[[ DATA LISTING, beginning ]]

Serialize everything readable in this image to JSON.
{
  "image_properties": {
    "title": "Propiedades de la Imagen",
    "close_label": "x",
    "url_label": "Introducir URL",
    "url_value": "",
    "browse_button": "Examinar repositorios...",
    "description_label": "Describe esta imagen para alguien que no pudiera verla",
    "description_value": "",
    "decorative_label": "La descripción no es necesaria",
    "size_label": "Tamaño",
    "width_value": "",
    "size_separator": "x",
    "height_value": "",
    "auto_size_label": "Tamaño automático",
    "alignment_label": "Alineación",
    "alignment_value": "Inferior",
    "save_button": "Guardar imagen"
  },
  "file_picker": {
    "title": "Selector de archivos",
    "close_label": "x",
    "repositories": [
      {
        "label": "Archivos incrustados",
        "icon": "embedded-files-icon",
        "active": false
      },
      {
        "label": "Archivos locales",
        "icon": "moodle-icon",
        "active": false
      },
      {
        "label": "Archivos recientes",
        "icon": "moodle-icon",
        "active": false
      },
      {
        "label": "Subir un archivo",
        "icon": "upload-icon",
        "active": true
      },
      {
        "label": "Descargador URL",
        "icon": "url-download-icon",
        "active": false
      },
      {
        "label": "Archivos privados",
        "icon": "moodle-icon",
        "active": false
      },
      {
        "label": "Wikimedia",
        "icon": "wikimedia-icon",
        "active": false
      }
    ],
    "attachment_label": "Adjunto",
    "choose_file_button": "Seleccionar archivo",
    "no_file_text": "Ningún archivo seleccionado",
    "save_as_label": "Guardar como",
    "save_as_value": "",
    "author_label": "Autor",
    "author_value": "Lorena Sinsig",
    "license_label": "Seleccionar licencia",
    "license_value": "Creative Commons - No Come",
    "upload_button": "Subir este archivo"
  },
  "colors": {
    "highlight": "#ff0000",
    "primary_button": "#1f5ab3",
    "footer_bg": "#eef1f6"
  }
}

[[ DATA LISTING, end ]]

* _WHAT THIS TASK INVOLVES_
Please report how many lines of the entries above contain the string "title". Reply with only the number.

* _TASK OUTPUT_
2